Nothing but a number is wanted: the count of lines in the records below that include "Bank".

*Study material*.
Start of Block
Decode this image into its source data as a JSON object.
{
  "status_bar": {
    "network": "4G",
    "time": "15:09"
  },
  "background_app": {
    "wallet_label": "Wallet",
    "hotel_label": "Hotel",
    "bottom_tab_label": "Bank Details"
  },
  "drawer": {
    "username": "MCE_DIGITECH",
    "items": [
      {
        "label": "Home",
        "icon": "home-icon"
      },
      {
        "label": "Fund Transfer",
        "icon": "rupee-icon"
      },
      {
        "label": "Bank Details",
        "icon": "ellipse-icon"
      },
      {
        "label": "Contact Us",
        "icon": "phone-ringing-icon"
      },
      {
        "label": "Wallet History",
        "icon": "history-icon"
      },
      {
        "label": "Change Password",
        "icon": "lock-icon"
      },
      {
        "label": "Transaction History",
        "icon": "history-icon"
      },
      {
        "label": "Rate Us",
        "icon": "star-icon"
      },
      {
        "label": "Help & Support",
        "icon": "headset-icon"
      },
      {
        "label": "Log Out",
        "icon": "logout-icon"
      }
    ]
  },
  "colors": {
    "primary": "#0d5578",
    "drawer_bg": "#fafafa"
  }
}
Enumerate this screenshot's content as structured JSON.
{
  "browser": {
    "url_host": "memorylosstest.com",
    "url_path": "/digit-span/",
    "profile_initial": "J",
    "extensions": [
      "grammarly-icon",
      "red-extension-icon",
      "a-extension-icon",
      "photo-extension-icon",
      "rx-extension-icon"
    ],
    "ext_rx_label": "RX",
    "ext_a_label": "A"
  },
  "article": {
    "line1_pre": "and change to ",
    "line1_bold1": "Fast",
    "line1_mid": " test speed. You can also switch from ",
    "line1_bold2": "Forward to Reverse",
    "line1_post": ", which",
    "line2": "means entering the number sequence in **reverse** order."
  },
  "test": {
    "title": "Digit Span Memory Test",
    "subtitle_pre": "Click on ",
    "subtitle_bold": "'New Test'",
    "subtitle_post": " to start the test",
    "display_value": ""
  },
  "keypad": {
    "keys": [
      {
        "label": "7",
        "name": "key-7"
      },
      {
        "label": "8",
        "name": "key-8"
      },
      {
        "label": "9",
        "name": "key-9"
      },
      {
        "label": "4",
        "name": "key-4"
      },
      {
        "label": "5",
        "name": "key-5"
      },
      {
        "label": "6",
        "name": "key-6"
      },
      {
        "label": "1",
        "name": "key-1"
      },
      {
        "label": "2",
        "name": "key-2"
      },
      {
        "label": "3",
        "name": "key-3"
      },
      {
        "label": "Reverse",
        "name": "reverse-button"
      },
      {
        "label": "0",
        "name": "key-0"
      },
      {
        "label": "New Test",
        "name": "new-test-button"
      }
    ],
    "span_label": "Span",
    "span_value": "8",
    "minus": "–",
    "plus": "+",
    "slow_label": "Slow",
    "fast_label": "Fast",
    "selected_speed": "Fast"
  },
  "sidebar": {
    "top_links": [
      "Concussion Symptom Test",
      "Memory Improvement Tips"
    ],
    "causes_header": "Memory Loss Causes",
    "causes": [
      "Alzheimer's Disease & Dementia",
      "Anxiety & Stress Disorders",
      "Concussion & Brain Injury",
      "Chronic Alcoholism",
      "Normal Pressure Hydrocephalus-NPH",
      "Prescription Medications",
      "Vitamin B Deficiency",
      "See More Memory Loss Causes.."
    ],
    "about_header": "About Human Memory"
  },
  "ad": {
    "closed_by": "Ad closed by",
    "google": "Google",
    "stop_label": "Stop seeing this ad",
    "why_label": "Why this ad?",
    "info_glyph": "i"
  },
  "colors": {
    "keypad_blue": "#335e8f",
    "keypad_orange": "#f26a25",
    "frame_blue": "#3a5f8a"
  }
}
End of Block
*Task response*.
2